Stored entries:
--- START ---
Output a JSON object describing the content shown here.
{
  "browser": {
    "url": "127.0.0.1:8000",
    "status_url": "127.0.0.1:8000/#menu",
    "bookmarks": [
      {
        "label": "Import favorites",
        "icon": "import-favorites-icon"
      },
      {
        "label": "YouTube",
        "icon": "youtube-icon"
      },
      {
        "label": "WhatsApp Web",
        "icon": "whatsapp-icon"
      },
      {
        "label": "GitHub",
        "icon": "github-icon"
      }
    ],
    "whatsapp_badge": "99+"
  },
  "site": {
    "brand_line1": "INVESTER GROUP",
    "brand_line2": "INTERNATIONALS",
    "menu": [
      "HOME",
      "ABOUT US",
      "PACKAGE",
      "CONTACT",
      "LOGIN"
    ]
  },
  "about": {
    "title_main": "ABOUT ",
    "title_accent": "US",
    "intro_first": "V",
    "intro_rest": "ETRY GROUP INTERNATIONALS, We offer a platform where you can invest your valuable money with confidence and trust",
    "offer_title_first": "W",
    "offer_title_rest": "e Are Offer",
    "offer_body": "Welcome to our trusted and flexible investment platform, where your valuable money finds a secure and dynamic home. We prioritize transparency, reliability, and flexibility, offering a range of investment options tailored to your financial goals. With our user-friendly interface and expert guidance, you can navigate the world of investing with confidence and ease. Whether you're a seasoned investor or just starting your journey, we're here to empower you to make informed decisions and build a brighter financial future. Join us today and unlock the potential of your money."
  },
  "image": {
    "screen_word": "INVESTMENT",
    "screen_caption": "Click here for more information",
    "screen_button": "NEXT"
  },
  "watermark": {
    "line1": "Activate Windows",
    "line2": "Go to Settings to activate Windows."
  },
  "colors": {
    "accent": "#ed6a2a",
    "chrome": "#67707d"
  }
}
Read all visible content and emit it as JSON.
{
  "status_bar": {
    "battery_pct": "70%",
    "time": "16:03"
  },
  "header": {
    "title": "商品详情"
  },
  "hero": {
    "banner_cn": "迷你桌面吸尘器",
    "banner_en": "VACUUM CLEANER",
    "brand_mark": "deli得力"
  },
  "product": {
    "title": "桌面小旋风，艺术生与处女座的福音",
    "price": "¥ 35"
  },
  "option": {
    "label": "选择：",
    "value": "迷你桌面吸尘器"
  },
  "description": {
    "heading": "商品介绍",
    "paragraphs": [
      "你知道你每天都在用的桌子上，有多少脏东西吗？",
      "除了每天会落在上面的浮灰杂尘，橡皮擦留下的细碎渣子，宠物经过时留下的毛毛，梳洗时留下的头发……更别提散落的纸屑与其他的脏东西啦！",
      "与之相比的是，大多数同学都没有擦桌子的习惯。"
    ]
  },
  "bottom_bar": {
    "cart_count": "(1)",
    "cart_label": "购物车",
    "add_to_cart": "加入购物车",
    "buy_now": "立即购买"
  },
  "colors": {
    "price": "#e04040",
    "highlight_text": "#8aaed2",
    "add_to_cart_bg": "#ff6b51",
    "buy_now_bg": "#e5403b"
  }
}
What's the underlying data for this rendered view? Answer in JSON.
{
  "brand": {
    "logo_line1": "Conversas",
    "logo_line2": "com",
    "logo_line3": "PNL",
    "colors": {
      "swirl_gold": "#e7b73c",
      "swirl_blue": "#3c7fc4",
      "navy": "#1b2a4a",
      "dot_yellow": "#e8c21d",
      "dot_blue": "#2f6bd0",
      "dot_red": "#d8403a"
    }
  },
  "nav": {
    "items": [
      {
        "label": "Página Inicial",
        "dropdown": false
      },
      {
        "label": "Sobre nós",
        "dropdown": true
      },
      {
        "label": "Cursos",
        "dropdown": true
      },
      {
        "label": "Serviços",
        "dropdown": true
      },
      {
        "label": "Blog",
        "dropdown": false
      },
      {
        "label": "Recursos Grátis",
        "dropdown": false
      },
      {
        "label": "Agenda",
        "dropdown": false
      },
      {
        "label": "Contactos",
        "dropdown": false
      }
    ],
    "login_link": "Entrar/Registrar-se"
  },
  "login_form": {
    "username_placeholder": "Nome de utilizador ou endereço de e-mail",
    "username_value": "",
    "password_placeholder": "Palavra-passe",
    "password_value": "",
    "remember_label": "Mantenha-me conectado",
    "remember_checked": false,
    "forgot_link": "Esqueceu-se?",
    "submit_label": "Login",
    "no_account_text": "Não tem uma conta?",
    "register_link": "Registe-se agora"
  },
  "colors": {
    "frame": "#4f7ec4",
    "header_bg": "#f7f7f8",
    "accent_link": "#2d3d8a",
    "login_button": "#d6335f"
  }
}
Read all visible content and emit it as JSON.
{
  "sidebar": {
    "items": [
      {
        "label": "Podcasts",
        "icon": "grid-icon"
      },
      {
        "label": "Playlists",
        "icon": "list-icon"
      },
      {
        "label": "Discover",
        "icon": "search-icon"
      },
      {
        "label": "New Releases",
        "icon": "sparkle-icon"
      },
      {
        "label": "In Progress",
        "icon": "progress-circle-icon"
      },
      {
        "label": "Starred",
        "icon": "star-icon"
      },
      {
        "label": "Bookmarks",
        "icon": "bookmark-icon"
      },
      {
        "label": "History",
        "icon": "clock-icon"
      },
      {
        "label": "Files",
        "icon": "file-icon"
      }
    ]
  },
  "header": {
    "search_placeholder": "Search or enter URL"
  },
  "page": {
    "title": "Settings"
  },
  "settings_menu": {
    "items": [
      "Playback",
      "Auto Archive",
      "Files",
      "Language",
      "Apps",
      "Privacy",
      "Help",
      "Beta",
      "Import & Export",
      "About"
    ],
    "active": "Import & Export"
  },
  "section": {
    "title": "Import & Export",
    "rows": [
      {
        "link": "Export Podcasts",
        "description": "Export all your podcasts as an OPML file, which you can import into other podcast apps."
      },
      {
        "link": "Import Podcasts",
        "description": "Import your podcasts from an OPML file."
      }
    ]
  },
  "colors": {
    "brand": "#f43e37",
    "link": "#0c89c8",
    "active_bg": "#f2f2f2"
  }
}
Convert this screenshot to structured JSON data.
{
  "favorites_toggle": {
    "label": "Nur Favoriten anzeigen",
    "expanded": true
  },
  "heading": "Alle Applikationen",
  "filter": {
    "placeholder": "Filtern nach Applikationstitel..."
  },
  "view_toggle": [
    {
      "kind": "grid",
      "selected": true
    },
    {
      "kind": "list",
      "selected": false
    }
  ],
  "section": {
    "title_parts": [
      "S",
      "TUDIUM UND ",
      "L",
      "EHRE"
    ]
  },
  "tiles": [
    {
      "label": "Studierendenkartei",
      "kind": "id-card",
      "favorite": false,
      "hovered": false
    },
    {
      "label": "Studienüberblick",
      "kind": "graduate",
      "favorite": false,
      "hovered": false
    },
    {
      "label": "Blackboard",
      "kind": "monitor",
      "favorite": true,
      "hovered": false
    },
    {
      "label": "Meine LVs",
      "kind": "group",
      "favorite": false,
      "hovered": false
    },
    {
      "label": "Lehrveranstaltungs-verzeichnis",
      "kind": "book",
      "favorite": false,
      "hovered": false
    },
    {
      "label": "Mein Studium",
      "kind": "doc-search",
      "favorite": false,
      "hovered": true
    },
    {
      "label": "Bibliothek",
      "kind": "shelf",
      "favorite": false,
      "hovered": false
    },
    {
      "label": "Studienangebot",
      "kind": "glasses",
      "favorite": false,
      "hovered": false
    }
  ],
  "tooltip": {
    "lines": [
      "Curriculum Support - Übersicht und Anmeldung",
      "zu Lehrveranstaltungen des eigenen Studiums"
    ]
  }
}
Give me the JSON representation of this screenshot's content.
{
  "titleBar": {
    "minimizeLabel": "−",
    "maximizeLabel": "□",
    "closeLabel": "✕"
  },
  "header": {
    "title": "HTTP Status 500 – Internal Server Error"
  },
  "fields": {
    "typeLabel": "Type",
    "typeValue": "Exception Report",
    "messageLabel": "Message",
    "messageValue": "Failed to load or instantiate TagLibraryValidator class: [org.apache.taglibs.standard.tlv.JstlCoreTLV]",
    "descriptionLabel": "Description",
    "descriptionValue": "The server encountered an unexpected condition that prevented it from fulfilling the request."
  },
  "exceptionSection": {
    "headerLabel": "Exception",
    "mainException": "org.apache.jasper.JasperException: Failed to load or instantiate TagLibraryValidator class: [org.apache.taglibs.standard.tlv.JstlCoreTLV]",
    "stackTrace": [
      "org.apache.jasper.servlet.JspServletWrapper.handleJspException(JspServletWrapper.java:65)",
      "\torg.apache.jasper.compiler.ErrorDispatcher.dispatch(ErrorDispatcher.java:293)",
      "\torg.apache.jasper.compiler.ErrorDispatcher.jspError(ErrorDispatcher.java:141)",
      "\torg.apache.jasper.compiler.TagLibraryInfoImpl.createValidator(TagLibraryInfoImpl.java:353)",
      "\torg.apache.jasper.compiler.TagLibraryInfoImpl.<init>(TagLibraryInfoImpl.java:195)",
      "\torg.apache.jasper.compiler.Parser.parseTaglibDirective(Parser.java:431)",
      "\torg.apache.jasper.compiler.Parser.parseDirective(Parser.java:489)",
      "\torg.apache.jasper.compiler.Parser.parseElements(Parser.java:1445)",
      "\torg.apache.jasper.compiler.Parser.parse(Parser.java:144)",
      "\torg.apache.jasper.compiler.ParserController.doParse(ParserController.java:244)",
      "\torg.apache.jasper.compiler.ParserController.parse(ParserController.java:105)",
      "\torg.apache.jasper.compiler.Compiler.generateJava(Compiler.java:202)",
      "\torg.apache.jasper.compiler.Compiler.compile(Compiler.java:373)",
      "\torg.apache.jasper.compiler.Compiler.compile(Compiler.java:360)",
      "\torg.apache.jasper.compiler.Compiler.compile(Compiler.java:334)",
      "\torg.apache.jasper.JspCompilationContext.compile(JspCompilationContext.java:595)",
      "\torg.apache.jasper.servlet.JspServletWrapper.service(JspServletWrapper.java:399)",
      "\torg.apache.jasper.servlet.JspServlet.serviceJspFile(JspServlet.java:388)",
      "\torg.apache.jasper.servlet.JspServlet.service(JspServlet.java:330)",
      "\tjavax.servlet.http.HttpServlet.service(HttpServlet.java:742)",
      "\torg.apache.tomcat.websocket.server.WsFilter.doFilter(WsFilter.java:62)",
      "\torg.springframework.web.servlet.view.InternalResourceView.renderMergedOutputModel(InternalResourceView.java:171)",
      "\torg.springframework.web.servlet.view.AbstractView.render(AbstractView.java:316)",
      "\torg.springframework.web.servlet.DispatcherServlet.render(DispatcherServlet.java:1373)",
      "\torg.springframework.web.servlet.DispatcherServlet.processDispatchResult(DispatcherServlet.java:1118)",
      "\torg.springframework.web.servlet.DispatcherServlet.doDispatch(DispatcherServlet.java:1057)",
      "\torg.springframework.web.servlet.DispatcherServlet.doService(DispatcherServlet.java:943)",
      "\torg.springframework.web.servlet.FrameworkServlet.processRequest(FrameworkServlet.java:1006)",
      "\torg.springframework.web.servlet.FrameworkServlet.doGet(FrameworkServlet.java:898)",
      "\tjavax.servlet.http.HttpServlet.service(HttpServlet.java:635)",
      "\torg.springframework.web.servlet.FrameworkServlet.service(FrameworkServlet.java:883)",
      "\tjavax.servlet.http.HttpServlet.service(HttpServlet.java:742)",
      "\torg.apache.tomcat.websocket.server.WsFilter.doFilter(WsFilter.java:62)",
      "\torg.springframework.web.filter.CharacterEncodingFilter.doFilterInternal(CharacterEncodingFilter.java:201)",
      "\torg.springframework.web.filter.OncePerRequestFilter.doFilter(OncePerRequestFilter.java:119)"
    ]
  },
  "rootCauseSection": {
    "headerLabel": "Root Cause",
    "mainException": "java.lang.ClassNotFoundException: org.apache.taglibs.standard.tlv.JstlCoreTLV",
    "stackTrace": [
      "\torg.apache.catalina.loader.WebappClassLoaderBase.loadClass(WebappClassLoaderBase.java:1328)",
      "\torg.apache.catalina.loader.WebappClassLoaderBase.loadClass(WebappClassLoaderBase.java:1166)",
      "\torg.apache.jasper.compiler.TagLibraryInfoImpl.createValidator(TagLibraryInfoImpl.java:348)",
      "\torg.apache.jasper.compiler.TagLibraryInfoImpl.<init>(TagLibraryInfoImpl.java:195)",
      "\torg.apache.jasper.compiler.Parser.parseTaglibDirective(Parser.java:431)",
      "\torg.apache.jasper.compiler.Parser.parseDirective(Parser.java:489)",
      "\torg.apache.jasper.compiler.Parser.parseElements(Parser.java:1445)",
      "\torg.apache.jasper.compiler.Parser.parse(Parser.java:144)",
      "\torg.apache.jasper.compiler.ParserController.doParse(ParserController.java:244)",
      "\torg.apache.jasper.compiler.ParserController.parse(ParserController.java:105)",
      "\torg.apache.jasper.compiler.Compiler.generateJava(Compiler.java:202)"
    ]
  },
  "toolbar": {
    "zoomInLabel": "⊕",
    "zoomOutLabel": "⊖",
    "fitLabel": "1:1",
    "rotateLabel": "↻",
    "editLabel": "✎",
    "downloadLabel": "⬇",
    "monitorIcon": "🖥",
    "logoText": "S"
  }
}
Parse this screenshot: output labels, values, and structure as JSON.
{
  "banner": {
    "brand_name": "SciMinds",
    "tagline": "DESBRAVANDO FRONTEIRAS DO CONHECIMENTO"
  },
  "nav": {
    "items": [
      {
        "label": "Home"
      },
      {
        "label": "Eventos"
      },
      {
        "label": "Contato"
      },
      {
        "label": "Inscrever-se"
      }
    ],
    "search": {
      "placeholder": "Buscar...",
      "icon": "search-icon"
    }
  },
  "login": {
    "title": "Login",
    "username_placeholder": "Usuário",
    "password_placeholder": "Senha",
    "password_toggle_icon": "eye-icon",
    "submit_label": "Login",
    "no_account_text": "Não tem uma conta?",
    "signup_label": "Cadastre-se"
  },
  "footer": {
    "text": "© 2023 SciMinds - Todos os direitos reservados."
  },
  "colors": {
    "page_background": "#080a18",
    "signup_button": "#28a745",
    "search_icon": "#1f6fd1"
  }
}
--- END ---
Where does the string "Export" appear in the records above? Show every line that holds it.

      "Import & Export",
    "active": "Import & Export"
    "title": "Import & Export",
        "link": "Export Podcasts",
        "description": "Export all your podcasts as an OPML file, which you can import into other podcast apps."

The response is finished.